Boldon: I think when we came off [the court after the set], we were fired up. We looked at each other like, “Okay. Let’s friggin’ go. We have to pick it up.”
Moore: It was the biggest game of the season, hands down. Knowing we haven’t had a ton of success in that gym, I think some girls were a bit worried. After the first set, we knew we weren’t playing our best game. We took that first set to kind of adjust to the craziness; I never played in an environment like that before, nor have the rookies.
Calnan: After that first set, we knew that was where we needed to dig in.
Dal took the second set 25 points to 10, tying the match. On the strength of Moore’s 19 kills and 20.5 points, the Tigers took the match and advanced to the AUS final. They would face SMU at the Homburg Centre. With both finals games away from home, Dal kept rolling, aided by the championship MVP Moore’s play.
Scott: Julie was outstanding in the playoffs, especially in the Saint Mary’s matchups. She was a player in her fourth year of eligibility who’d been in a lot of big games. She was our leader and a very good player. That’s what championship teams need: their best players to be their best players. She needed to step up for us, and she did.

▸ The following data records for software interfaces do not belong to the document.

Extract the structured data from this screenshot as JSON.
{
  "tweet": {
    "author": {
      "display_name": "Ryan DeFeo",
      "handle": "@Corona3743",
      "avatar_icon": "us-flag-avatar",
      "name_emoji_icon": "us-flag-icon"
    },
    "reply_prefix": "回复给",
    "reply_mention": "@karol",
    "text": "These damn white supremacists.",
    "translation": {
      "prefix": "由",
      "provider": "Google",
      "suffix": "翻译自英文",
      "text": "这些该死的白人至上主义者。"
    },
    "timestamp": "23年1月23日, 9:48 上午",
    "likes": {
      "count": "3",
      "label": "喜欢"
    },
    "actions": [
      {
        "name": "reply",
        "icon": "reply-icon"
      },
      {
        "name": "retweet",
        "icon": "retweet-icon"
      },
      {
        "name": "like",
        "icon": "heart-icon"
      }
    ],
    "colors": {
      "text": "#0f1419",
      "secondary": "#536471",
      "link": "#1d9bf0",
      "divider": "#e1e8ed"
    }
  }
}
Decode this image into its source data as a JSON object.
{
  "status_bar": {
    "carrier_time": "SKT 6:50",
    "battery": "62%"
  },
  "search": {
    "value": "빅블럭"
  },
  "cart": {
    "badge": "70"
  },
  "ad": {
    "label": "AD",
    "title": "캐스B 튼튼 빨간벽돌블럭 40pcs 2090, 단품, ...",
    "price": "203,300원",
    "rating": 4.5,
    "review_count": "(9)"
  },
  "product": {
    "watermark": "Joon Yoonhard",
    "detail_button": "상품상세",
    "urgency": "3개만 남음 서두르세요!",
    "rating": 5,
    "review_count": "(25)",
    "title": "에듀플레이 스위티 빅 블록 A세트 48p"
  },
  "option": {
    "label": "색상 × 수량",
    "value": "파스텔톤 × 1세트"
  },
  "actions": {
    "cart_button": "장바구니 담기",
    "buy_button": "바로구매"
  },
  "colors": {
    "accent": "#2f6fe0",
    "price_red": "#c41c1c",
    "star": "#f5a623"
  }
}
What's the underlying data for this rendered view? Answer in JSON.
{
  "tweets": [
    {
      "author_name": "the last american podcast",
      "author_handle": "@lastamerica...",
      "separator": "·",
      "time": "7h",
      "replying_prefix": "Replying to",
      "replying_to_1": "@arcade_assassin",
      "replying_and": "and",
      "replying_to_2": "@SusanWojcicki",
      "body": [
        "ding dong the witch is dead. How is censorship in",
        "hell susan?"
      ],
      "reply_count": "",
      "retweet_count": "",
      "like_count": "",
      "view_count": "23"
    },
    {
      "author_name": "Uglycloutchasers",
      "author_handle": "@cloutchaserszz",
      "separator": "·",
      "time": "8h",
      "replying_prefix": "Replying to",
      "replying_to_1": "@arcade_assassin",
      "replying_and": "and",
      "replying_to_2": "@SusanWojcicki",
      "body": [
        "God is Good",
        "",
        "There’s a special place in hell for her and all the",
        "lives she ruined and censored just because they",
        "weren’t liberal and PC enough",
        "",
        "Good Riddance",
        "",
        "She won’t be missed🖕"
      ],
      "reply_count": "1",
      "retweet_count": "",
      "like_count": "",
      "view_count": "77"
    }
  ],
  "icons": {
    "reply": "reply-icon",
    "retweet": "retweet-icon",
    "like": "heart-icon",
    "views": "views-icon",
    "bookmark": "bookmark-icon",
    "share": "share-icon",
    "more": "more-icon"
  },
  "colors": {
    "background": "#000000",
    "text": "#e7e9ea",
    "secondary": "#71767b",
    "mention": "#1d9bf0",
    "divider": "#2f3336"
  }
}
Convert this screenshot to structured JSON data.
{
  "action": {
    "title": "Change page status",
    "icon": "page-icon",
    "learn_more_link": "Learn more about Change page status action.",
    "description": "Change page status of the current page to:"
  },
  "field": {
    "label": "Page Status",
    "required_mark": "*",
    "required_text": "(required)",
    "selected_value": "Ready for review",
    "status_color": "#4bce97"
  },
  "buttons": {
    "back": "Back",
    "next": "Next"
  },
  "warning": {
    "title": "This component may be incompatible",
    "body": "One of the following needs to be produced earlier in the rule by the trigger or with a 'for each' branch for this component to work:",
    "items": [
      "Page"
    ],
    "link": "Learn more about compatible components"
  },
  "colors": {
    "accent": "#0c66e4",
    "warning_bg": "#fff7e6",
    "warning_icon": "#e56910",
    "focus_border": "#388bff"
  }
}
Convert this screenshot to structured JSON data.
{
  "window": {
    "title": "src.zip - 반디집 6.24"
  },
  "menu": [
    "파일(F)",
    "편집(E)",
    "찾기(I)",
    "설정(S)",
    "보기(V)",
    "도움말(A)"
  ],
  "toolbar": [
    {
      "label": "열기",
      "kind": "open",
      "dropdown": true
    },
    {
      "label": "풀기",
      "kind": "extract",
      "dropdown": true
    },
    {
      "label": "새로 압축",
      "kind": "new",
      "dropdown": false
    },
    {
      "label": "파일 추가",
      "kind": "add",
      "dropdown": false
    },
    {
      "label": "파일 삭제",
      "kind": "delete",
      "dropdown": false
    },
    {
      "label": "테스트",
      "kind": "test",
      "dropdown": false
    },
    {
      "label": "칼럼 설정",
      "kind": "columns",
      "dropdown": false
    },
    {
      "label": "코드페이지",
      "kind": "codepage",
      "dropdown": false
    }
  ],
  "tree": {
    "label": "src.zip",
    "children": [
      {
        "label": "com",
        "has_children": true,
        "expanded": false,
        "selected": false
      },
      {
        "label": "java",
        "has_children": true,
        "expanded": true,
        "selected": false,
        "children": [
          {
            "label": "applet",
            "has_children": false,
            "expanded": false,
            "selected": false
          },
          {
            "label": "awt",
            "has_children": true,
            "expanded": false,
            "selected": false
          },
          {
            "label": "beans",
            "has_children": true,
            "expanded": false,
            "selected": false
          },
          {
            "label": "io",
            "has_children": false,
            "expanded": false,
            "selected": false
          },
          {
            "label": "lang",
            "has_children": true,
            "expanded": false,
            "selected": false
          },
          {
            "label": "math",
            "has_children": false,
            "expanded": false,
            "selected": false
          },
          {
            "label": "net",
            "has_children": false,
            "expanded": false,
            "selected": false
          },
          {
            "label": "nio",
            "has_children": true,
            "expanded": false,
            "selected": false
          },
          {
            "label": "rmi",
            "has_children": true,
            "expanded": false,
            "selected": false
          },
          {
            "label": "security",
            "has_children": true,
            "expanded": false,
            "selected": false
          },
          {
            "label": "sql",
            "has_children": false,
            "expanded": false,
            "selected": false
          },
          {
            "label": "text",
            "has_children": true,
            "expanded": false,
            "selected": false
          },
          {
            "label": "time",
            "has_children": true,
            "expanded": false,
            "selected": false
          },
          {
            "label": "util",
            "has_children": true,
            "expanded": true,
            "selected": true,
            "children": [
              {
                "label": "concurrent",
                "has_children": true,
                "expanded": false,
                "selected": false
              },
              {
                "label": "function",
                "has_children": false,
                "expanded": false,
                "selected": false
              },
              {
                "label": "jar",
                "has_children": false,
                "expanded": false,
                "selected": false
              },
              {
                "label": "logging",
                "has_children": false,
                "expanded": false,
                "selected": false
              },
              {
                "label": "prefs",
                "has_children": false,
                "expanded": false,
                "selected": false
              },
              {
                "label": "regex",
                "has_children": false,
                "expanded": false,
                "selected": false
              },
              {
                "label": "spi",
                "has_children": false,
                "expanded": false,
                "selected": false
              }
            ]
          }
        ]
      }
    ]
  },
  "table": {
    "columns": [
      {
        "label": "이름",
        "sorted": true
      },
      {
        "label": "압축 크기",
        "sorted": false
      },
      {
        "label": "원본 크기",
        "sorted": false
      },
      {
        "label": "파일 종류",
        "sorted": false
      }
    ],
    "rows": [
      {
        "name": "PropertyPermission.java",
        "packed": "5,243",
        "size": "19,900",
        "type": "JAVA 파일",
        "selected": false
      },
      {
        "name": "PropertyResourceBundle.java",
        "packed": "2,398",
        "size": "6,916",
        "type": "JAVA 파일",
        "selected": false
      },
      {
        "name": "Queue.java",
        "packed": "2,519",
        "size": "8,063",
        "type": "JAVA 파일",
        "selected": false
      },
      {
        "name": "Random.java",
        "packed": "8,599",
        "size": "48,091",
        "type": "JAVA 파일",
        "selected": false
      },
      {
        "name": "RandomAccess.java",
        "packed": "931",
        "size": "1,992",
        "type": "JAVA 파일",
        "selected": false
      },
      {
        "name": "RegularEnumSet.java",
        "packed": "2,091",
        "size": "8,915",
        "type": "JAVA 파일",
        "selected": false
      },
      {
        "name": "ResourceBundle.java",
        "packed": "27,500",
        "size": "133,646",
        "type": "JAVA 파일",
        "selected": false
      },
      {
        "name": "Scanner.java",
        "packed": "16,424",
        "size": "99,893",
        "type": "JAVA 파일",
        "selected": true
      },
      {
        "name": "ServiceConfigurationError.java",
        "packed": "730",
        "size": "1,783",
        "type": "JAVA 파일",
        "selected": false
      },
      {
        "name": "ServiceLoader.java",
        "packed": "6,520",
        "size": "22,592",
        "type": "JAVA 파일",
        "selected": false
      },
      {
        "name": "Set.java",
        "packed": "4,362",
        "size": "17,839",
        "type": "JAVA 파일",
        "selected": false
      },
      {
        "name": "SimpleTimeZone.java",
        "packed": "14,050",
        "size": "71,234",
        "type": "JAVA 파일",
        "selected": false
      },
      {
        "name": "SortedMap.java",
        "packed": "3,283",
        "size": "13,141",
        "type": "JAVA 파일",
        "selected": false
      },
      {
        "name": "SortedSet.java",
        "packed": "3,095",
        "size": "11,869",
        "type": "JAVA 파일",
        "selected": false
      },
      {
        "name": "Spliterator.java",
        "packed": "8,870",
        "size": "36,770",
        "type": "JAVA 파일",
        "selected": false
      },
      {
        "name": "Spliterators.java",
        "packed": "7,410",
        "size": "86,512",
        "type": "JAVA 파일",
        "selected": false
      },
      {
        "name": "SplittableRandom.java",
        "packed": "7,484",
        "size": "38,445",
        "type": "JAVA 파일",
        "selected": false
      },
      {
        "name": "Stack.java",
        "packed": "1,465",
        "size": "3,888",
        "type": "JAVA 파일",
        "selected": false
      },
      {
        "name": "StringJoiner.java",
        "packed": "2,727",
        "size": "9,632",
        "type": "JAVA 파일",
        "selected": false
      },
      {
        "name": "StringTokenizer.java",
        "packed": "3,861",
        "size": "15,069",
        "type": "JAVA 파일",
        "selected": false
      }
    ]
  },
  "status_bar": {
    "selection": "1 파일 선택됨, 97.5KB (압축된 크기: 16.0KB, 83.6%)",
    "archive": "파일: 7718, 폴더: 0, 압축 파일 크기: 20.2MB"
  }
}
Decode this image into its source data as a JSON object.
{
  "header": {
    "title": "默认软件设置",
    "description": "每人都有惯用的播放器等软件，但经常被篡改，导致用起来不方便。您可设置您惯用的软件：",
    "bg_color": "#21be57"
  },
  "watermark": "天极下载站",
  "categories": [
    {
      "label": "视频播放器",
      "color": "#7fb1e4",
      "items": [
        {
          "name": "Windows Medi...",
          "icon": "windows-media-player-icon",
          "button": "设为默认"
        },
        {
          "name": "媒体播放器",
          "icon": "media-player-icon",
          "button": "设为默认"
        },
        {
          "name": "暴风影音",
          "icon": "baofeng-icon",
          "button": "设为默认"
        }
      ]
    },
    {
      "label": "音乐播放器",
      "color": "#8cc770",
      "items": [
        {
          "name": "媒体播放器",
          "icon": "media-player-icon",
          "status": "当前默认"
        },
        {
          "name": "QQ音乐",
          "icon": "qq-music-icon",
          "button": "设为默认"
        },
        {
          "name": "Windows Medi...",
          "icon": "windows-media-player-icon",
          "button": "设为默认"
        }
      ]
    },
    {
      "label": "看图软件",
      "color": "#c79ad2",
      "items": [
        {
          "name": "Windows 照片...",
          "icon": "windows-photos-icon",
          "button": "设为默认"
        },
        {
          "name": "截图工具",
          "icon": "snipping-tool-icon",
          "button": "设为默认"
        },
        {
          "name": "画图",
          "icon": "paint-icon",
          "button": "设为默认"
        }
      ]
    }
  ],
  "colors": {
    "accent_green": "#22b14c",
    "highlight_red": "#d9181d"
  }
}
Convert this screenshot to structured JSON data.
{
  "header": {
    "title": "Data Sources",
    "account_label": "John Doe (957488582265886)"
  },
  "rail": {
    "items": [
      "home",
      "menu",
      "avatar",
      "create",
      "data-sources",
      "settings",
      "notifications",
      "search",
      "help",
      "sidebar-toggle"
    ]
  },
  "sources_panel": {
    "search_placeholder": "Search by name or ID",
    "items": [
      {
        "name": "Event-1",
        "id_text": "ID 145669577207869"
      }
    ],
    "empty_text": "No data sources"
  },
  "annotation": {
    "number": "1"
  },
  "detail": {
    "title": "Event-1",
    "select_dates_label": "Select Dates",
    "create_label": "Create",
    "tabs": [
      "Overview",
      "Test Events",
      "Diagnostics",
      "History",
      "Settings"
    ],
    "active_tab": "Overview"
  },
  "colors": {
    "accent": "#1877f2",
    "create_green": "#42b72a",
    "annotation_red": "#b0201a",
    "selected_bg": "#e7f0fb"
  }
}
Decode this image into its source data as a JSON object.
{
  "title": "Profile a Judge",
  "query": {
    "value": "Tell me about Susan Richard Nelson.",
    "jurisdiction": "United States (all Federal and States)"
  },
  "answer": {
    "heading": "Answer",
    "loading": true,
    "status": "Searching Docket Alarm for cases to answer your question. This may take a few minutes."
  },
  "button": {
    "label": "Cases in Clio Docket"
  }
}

Moore: From the start of the year, we had a lot of girls who hadn’t played yet in the AUS. Going through the year, girls were put in pressure situations. We played the semis. We played so many games over the last month. [By the finals], we knew our game a lot better than at the start of the year.
Boldon: One big part of it was we were all healthy. A few times, we had injuries. Not that that’s an excuse. We were missing Vic [Victoria Turcot] for a little while. We were motivated coming off the semifinal win. Our season was a long one, so once we got to the end and saw what we wanted right there, we went 110 per cent.
In the best-of-three final, Dal dropped just one set in two matches to win the conference banner. Rounding into form just in time for the postseason, a younger squad pulled off the AUS win and a berth at the U SPORTS nationals. They lost each match in Calgary but saw what the winners did to win.
Calnan: Something we have to remind ourselves of is we can compete with these teams and we need to go in with confidence. Confidence can win games. We know the AUS is up there with the other [U SPORTS] conferences.
Scott: We went four sets with [the University of Alberta Pandas]. We played well and were right there. Then we went four with the Brock University Badgers. We had a lot of young players on the floor who had never been in a national championship. It’s tough to win there. We’re right there. Come this year, we need to make up three to five points [in the score] each set through serving, passing, attacking, blocking and digging. If we do that, we can beat Alberta and Brock.
Moore: Matching up against Alberta was crazy. They had the U SPORTS player of the year [Kory White] and had such a talented team, different than what we would see in the AUS. It was beneficial this year but also leading up to next year. I think just three girls on the team had been to nationals before. It was a totally new experience for 90 per cent of the team.